The US Dollar Index, which compares the dollar's value to six other international currencies, has recently eclipsed its 20-year top and is currently trading at above 105. At the start of 1996. Three macroeconomic changes have caused an increase in the Dollar Index. Since a few days ago, the Indian rupee has been falling against the US dollar, reaching a record low of 79.03. Analysts are debating whether the native currency could continue to weaken in light of the dismal fundamentals as a result of this. In this article, we will discuss the reasons behind for growing dollar rate in India.
Growing Dollar Rate in India
The Indian rupee has been losing value over the past few days, and it set a record low against the US dollar of 79.03. Analysts are divided over whether the weak fundamentals could lead to further declines in the native currency as a result. Since January of this year, the rupee has decreased by roughly 6%. But on Thursday, it was able to bounce back from its all-time low, rising 13 paise to 78.90 against the dollar.
Now that the country is struggling with significant inflation and the cost of basic necessities is sharply rising, things are getting worse for the average person.
What are the Reasons for the Growing Dollar Rate in India?
The value of the Indian rupee in relation to the US dollar is determined by supply and demand. The value of the Indian rupee decreases when demand for US dollars increases and vice versa.

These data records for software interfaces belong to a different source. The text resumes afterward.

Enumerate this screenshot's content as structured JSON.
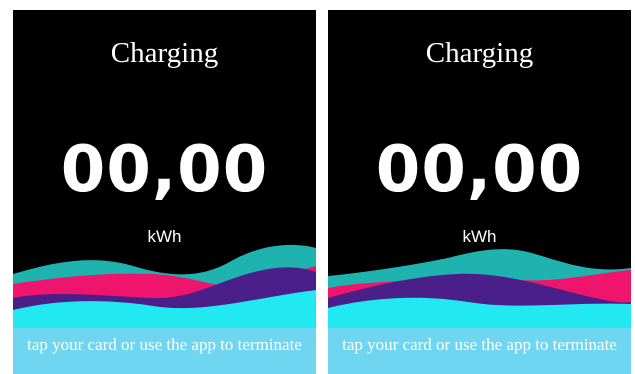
{
  "colors": {
    "background": "#000000",
    "teal": "#1fb3b0",
    "pink": "#f0156c",
    "purple": "#4a1f8a",
    "cyan": "#22e8f2",
    "footer": "#6fd6f2"
  },
  "screens": [
    {
      "title": "Charging",
      "energy_value": "00,00",
      "energy_unit": "kWh",
      "footer_message": "tap your card or use the app to terminate"
    },
    {
      "title": "Charging",
      "energy_value": "00,00",
      "energy_unit": "kWh",
      "footer_message": "tap your card or use the app to terminate"
    }
  ]
}
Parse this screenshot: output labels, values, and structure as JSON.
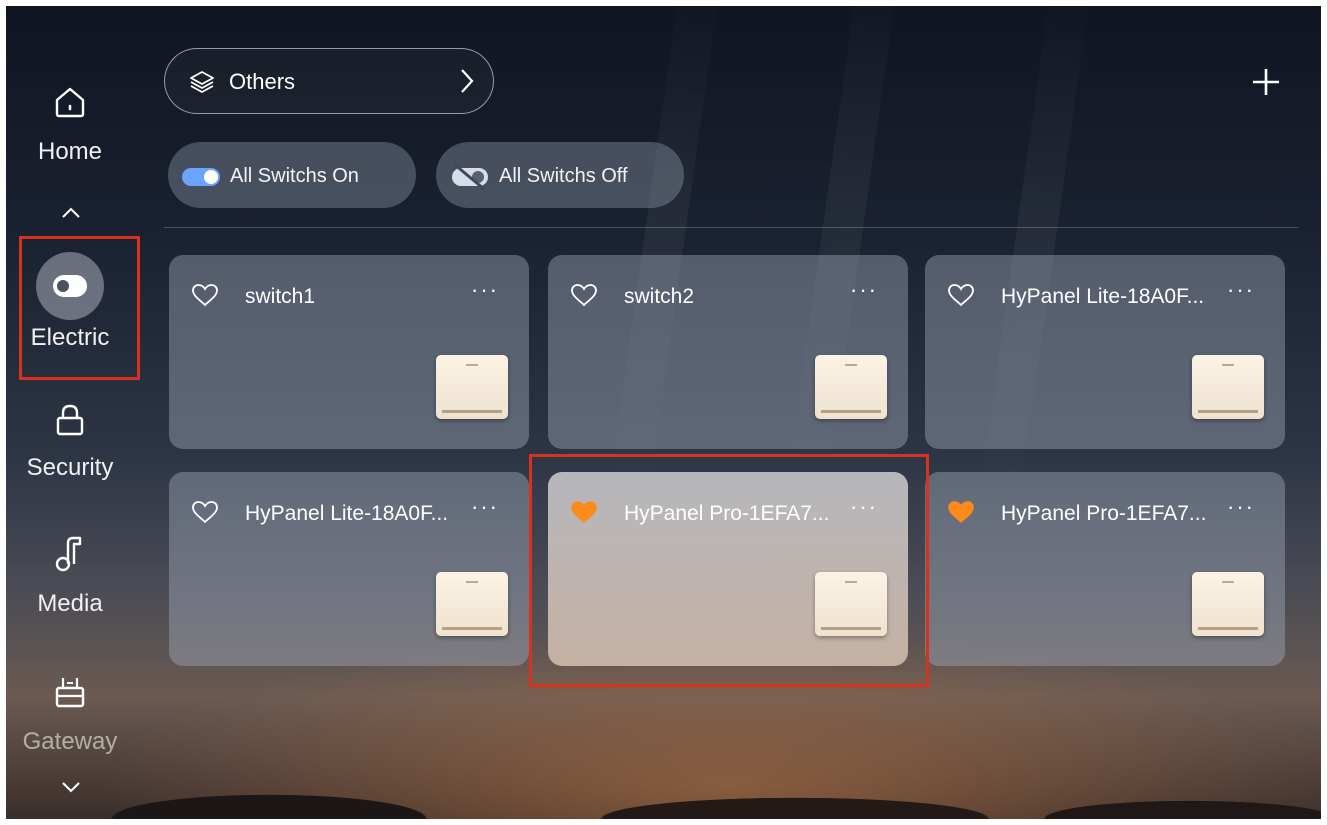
{
  "sidebar": {
    "items": [
      {
        "label": "Home",
        "icon": "home-icon"
      },
      {
        "label": "Electric",
        "icon": "toggle-icon",
        "selected": true
      },
      {
        "label": "Security",
        "icon": "lock-icon"
      },
      {
        "label": "Media",
        "icon": "music-note-icon"
      },
      {
        "label": "Gateway",
        "icon": "router-icon"
      }
    ],
    "up_icon": "chevron-up-icon",
    "down_icon": "chevron-down-icon"
  },
  "header": {
    "room_label": "Others",
    "room_icon": "layers-icon",
    "add_icon": "plus-icon"
  },
  "quick_actions": {
    "all_on_label": "All Switchs On",
    "all_off_label": "All Switchs Off"
  },
  "cards": [
    {
      "name": "switch1",
      "favorite": false
    },
    {
      "name": "switch2",
      "favorite": false
    },
    {
      "name": "HyPanel Lite-18A0F...",
      "favorite": false
    },
    {
      "name": "HyPanel Lite-18A0F...",
      "favorite": false
    },
    {
      "name": "HyPanel Pro-1EFA7...",
      "favorite": true,
      "active": true
    },
    {
      "name": "HyPanel Pro-1EFA7...",
      "favorite": true
    }
  ],
  "card_more_label": "···",
  "colors": {
    "highlight": "#d8321f",
    "favorite": "#ff8a1c",
    "toggle_on": "#6aa4ff"
  }
}
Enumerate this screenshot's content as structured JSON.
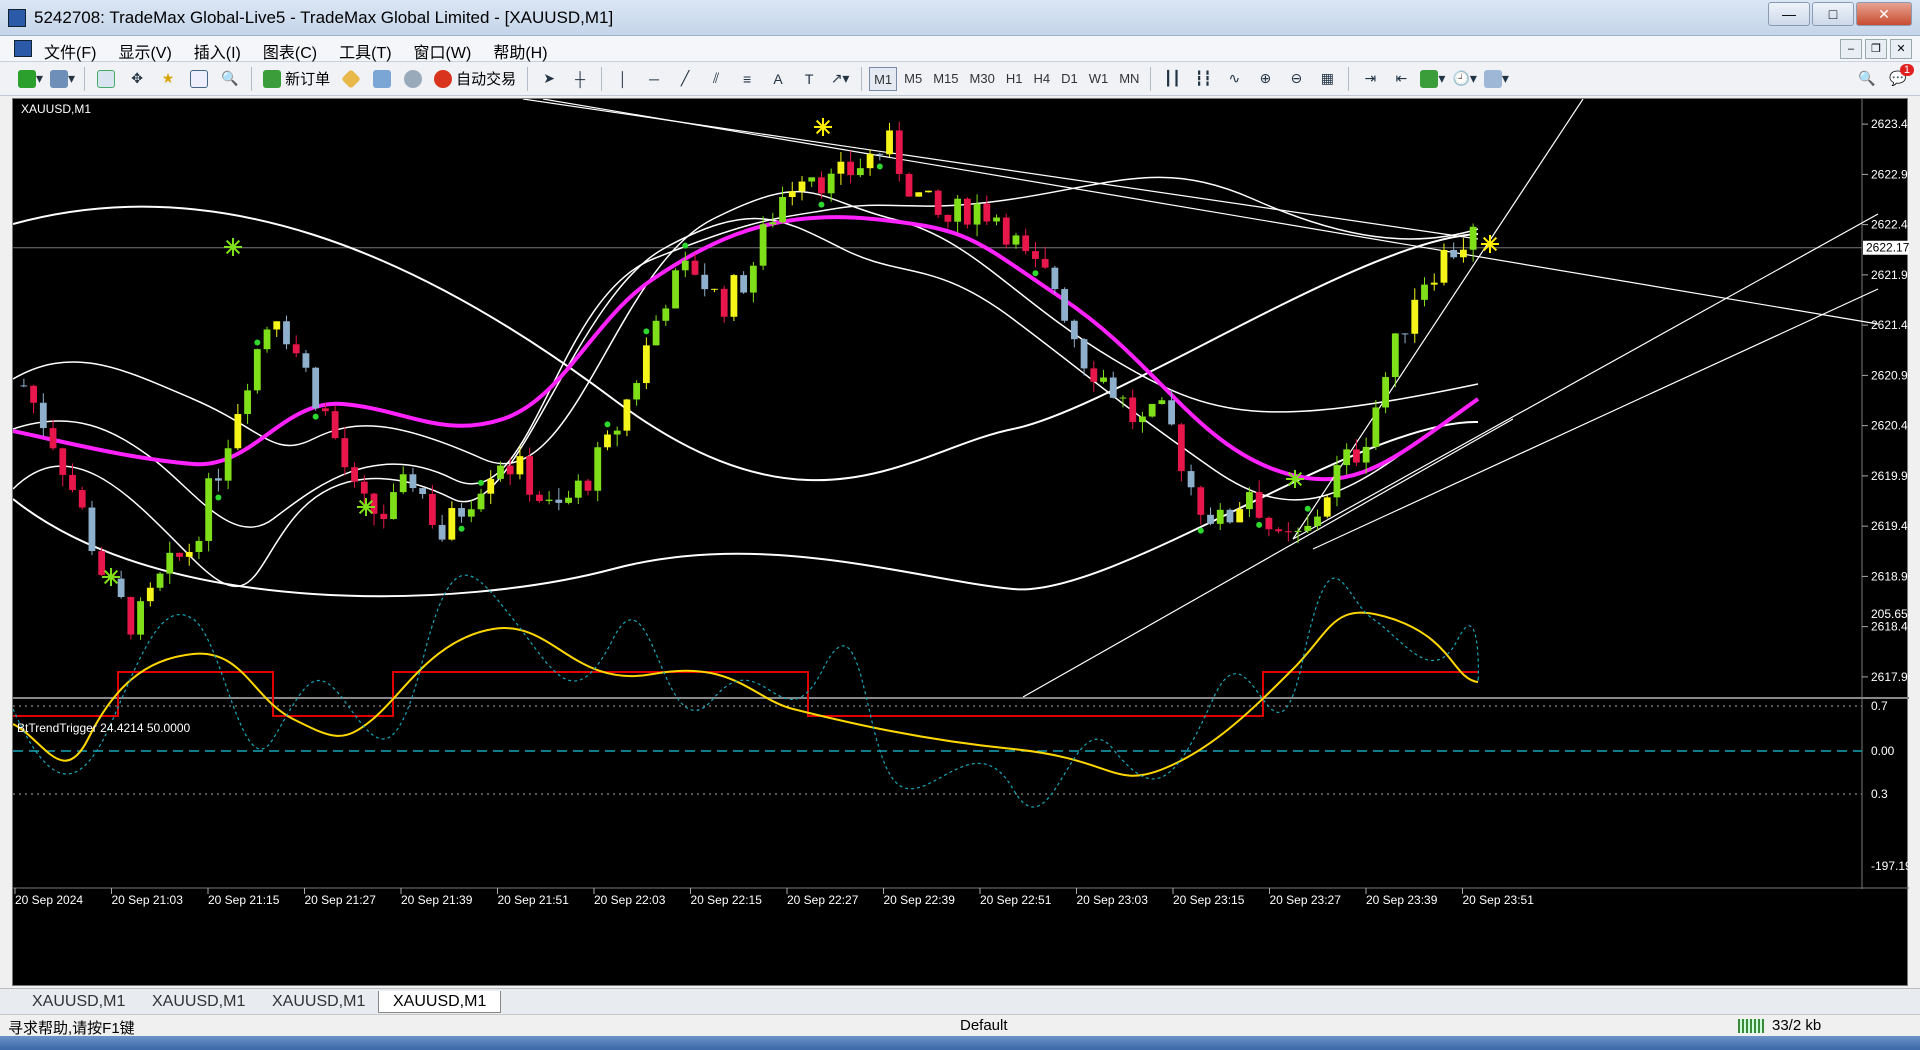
{
  "window": {
    "title": "5242708: TradeMax Global-Live5 - TradeMax Global Limited - [XAUUSD,M1]",
    "min": "—",
    "max": "□",
    "close": "✕"
  },
  "menu": [
    "文件(F)",
    "显示(V)",
    "插入(I)",
    "图表(C)",
    "工具(T)",
    "窗口(W)",
    "帮助(H)"
  ],
  "toolbar": {
    "new_order": "新订单",
    "auto_trading": "自动交易",
    "timeframes": [
      "M1",
      "M5",
      "M15",
      "M30",
      "H1",
      "H4",
      "D1",
      "W1",
      "MN"
    ],
    "active_timeframe": "M1",
    "notif_count": "1"
  },
  "chart": {
    "symbol_label": "XAUUSD,M1",
    "indicator_label": "BtTrendTrigger 24.4214 50.0000",
    "current_price": "2622.17",
    "price_ticks": [
      "2623.40",
      "2622.90",
      "2622.40",
      "2621.90",
      "2621.40",
      "2620.90",
      "2620.40",
      "2619.90",
      "2619.40",
      "2618.90",
      "2618.40",
      "2617.90"
    ],
    "indicator_ticks": [
      "205.6541",
      "0.7",
      "0.00",
      "0.3",
      "-197.1979"
    ],
    "time_ticks": [
      "20 Sep 2024",
      "20 Sep 21:03",
      "20 Sep 21:15",
      "20 Sep 21:27",
      "20 Sep 21:39",
      "20 Sep 21:51",
      "20 Sep 22:03",
      "20 Sep 22:15",
      "20 Sep 22:27",
      "20 Sep 22:39",
      "20 Sep 22:51",
      "20 Sep 23:03",
      "20 Sep 23:15",
      "20 Sep 23:27",
      "20 Sep 23:39",
      "20 Sep 23:51"
    ],
    "colors": {
      "up": "#7fe01a",
      "down": "#e8174b",
      "up_alt": "#f5f51a",
      "down_alt": "#8fb0cc",
      "ma": "#ff22ff",
      "band": "#ffffff",
      "trigger": "#ffd700",
      "step": "#e00000",
      "dotted": "#19a6b8"
    },
    "price_range": [
      2617.7,
      2623.65
    ]
  },
  "chart_data": {
    "type": "candlestick",
    "symbol": "XAUUSD",
    "timeframe": "M1",
    "ylim": [
      2617.7,
      2623.65
    ],
    "current_price": 2622.17,
    "close_path": [
      2620.8,
      2620.3,
      2619.6,
      2618.8,
      2618.4,
      2618.9,
      2619.2,
      2620.0,
      2620.9,
      2621.6,
      2621.0,
      2620.4,
      2619.6,
      2619.5,
      2619.9,
      2619.3,
      2619.7,
      2620.1,
      2619.9,
      2619.5,
      2619.8,
      2620.2,
      2620.9,
      2621.7,
      2622.0,
      2621.6,
      2621.9,
      2622.6,
      2623.0,
      2622.8,
      2623.0,
      2623.2,
      2622.7,
      2622.4,
      2622.6,
      2622.5,
      2622.0,
      2621.8,
      2621.1,
      2620.8,
      2620.4,
      2620.5,
      2619.7,
      2619.4,
      2619.8,
      2619.2,
      2619.3,
      2619.9,
      2620.2,
      2621.0,
      2621.8,
      2622.1,
      2622.3
    ]
  },
  "tabs": [
    "XAUUSD,M1",
    "XAUUSD,M1",
    "XAUUSD,M1",
    "XAUUSD,M1"
  ],
  "status": {
    "help": "寻求帮助,请按F1键",
    "profile": "Default",
    "traffic": "33/2 kb"
  }
}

The demand for the dollar will be larger than the supply if a nation imports more than it exports, which will cause the indigenous currency, such as the rupee in India, to lose value in relation to the dollar.
The strong dollar outside, the high cost of crude oil, and capital outflows from abroad are currently the main factors contributing to the rupee's depreciation.
The rupee has been depreciating since the beginning of the year, notably after supply chain disruptions brought on by the Russia-Ukraine war, concerns with the global economy, inflation, and rising crude oil costs, among other issues.
The sale of shares by foreign institutional investors (FIIs) this year totalled $28.4 billion, exceeding the $11.8 billion sale of shares during the Global Financial Crisis of 2008. There have also been large outflows of foreign capital from domestic markets. The rupee has lost 5.9% of its value against the dollar so far this year.
The Indian rupee, which has recently been steadily losing value versus the dollar, crossed the 80/dollar mark for the first time ever. Experts worry that the rupee's decline will now be more severe. Since the dollar is the most significant currency in the world, any changes have a significant impact on international trade. EximPedia is the Best export import data website that also provides accurate Export import data, Custom and helps to grow your business globally.